### [Source data]
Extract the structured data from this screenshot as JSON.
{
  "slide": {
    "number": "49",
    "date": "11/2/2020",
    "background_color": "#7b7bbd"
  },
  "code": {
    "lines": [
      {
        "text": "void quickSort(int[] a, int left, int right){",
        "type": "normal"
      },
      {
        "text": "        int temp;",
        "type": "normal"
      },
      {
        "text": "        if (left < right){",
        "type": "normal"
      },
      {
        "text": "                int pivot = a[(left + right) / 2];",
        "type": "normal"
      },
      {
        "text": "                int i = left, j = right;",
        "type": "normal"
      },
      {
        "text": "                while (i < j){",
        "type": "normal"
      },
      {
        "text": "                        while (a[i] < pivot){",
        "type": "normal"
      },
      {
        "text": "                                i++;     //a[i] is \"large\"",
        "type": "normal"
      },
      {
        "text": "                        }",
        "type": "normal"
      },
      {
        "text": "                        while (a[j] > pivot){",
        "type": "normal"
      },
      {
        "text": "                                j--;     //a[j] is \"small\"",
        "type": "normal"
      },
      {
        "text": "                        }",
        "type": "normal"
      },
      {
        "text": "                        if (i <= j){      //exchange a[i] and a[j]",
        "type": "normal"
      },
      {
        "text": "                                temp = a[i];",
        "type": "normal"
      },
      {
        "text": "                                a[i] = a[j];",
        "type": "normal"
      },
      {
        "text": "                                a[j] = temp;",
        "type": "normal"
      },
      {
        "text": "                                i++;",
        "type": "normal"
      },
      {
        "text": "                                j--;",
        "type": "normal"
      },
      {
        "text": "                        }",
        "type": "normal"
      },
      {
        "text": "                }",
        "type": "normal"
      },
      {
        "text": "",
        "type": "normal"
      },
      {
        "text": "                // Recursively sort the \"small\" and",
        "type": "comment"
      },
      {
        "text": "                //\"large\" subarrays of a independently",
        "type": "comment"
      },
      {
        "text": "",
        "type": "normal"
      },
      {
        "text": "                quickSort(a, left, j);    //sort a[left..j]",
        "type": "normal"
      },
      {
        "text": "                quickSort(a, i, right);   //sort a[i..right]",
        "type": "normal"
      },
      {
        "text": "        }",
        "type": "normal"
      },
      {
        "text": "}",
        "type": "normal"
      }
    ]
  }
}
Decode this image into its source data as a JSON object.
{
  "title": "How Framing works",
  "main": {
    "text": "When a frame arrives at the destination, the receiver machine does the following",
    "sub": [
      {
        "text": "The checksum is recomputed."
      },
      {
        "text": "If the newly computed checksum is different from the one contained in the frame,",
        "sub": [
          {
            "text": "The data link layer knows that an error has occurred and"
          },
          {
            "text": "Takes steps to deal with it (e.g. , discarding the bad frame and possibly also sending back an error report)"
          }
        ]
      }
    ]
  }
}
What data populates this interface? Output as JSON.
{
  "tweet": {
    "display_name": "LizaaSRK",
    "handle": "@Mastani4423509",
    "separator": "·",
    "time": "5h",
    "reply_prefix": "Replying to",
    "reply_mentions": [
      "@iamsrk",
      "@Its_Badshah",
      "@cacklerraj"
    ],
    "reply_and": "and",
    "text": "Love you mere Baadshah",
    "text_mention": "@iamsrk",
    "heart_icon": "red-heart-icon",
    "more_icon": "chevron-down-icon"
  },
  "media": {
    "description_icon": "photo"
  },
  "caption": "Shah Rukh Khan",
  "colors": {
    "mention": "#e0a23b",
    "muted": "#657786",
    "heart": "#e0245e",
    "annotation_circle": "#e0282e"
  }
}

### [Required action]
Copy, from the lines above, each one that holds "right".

### [Solved exercise]
        "text": "void quickSort(int[] a, int left, int right){",
        "text": "        if (left < right){",
        "text": "                int pivot = a[(left + right) / 2];",
        "text": "                int i = left, j = right;",
        "text": "                quickSort(a, i, right);   //sort a[i..right]",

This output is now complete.